▶ _Your assignment_
Find the lines in the records below that contain "title", and report each of them.
BEGIN Provided data
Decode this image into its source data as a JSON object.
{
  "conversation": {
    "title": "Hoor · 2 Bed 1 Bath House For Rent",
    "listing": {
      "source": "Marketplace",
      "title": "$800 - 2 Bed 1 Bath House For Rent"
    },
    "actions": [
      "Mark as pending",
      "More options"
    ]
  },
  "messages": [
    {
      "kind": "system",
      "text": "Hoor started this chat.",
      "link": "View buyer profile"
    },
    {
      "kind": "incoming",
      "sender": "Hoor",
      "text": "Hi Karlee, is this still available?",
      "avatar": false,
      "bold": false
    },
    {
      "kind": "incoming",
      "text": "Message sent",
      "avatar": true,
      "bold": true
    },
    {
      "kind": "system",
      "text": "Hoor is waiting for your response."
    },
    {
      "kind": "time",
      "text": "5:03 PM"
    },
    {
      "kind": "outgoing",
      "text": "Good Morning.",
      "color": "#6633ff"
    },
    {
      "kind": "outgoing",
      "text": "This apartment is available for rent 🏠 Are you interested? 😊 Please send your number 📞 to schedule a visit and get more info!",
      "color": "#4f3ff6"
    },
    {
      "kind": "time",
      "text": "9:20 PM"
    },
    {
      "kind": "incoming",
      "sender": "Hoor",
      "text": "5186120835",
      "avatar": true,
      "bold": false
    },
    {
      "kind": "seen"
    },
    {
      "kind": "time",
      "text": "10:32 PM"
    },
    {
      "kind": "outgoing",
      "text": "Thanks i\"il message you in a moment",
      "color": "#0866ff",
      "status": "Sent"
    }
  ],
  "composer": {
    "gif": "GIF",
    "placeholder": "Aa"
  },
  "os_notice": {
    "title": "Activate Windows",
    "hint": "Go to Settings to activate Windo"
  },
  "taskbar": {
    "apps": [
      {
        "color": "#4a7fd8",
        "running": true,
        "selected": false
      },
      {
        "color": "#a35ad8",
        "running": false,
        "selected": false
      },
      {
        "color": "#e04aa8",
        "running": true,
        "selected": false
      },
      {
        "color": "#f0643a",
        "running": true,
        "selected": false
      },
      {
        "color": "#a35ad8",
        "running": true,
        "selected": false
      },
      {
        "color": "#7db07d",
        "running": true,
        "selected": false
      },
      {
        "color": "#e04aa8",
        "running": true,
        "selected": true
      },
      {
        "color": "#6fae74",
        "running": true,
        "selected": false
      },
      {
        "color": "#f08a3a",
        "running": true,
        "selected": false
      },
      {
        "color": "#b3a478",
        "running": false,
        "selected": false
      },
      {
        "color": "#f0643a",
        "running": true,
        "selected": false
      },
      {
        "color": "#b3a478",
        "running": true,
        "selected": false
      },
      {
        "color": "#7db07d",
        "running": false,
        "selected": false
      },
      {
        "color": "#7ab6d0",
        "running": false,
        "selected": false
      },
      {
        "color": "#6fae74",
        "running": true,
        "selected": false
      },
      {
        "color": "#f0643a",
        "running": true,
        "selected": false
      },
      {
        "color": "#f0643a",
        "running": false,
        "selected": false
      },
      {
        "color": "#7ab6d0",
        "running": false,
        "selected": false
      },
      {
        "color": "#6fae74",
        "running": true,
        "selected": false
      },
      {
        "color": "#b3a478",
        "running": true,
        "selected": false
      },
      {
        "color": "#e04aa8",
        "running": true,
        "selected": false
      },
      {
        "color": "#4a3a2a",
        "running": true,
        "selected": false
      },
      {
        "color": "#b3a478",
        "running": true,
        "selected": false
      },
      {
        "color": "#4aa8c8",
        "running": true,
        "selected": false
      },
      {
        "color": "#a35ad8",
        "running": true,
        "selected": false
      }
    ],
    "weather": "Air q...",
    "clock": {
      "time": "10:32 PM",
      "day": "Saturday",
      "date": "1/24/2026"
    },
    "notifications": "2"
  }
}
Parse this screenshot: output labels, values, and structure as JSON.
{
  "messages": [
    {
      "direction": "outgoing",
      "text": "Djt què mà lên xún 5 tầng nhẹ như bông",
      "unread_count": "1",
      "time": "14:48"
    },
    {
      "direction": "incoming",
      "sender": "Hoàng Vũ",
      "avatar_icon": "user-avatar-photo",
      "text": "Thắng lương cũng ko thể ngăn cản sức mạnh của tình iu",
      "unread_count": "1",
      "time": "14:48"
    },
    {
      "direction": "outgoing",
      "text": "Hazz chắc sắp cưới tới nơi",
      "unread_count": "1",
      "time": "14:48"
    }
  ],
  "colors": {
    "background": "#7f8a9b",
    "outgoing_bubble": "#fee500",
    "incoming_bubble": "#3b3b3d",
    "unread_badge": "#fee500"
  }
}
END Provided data
▶ _Answer section_
    "title": "Hoor · 2 Bed 1 Bath House For Rent",
      "title": "$800 - 2 Bed 1 Bath House For Rent"
    "title": "Activate Windows",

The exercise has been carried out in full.